Estuary and Nearshore Monitoring: Shannon Kirby, Skokomish Tribe; Matt Kowalski, Skokomish Tribe; Amy Georgeson, Washington Dept. of Health

Shannon Kirby – habitat monitoring

Skokomish’s Habitat Program includes monitoring vegetation, eelgrass, invertebrates, shellfish surveys, and water chemistry.

Vegetation monitoring is a big part of what I do – photo points show from 2008-2014 starting with mud flats and has come back with plush vegetation. We’re also seeing soil changing and higher salinity rates in soil.

Eelgrass is the new buzzword – a lot of agencies doing eelgrass studies. USGS used single beam sonar to map the eelgrass in the seafloor and we’re seeing increases in some areas and decreases in some areas. DNR has been doing similar work for more than a decade and has seen eelgrass patches double in size.

Sediment delivery and accretion is another measurement we do – we have sediment pins throughout the estuary and every year we measure how much sediment we’re getting through those areas and after every major flood. Shortly after restoration we had sediment coming through and the areas is now starting to become better habitat for shellfish.

Bugs! We collect bugs in the estuary and lavage salmon stomachs to see what they’re eating. Control sites see much more abundant variety of insects. other sites, no insects at all.

We’re using water data loggers, looking at connectivity, temperature and water level.

USGS contracted by the tribe to do bathymetry of the seafloor. Hope to get more information by doing dives with cameras.

Shellfish survey – shellfish techs -doing a lot of work with their surveys. Seeing mussels coming in the last few years and football fields of grass.

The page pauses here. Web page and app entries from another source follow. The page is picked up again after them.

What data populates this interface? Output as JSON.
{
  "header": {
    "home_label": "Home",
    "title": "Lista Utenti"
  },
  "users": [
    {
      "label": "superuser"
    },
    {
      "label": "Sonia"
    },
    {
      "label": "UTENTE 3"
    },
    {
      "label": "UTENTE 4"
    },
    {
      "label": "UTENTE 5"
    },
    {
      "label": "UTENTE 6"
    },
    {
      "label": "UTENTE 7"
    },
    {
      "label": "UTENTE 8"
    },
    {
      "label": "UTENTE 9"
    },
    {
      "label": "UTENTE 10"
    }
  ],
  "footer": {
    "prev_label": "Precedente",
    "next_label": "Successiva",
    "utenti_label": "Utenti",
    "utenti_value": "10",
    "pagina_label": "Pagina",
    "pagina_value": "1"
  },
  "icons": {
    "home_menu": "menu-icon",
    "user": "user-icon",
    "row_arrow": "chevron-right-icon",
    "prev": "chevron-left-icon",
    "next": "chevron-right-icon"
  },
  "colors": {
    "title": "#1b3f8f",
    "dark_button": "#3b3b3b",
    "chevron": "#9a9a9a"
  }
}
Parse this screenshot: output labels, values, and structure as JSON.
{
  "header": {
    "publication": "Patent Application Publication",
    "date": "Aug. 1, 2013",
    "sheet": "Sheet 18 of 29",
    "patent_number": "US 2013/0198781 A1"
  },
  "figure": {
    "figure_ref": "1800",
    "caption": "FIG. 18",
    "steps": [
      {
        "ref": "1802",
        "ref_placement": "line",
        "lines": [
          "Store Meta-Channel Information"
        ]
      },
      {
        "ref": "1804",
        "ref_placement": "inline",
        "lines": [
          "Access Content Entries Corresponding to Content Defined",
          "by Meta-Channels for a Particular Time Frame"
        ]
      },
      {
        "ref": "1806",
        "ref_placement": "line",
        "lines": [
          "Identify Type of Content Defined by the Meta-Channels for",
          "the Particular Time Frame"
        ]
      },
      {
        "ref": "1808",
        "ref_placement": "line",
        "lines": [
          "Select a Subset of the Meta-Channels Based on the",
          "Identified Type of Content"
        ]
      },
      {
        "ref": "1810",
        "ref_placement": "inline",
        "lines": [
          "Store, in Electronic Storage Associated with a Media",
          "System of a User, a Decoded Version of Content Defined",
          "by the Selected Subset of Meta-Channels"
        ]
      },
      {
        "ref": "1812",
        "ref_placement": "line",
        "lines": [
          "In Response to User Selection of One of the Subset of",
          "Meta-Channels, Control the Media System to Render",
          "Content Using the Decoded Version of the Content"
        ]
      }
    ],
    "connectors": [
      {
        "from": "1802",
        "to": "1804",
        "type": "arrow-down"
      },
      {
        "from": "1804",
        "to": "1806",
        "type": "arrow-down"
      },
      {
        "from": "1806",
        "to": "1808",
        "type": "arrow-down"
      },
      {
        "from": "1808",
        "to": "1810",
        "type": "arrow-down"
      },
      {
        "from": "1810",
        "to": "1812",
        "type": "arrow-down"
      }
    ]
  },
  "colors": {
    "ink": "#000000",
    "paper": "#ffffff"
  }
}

Matt Kowalski – fish use monitoring

2012 was first full year of sampling.

The first big obstacles was having a limited amount of “before” sampling. There had been some hobby sampling but there was very little access for fish behind the old dikes.

We started with our first phase, calling it the Initial Response phase – right after things opened up with the dike removal, this phase is conducting four years of sampling – fish can get into the channels and channels were still forming. This will be considered our baseline.

Currently in third year and will be wrapping up the initial response phase and have the first four years of data.

After that, I’d like to keep it rolling for another four years, call it the Developing Response phase. see if more fish as the area has developed.

Sampling methods – large channels and small channels sampling

large channels uses a boat, greater than 10 M area and use 100′ beach seine, 10 sets, all in one day, four days a month, back-to-back days

small channel – want to know if fish are getting way up there in the small channels. less than 10M area, use 50′ seine, span channel with seine, block off end with another seine and catch fish that way

Only can do small channel in restoration areas, not control. 1 day a month – 8 small channels sites

What are we looking for?

Species richness – are we seeing more in control or restoration? we’re seeing more in control areas.

Qualitatively – which species are we seeing in which areas? mostly just have salmon everywhere.

Distribution – the number of salmon present in each site. Have seen chum at all sites, so we know salmon can access all our sites. Goal is is to see each species in each site.

Residence time – number of months species is present in catch sample

Fish size/growth – taking fork length of the first 20 from each set

What’s working?

We’re getting out there and catching fish and getting data. We’re seeing some patterns emerge in control vs. restoration. A pleasant surprise is that the distribution is doing well. We’re finding chum everywhere so they can get to our samples ties, so hopefully they’ll get to all of them.

Amy Georgeson, Washington Dept. of Health, Marine water quality monitoring,

Annas Bay – Shellfish growing area –

DOH is responsible for classification for shellfish growing areas in WA State and there are 13 alone in Hood Canal and Annas Bay is one of them.

We look at shoreline impacts, marine waters safety, weather tides and currents.

need min of 30 samples – looking for fecal coliform, but also salinity and water temp

Annas Bay – shellfish growing area
13 stations within Annas Bay.
all are meeting water quality standards except for one which is a newly requested site, which is still undergoing sampling.

We monitor 12x a year and try to figure out how flooding impacts the shellfish growing area.

in addition marine water monitoring, we look looks at impacts to/from septic, farms and fisheries.

In 2009 there was a huge human waste spike and had to do an emergency closure but it’s been regulated now.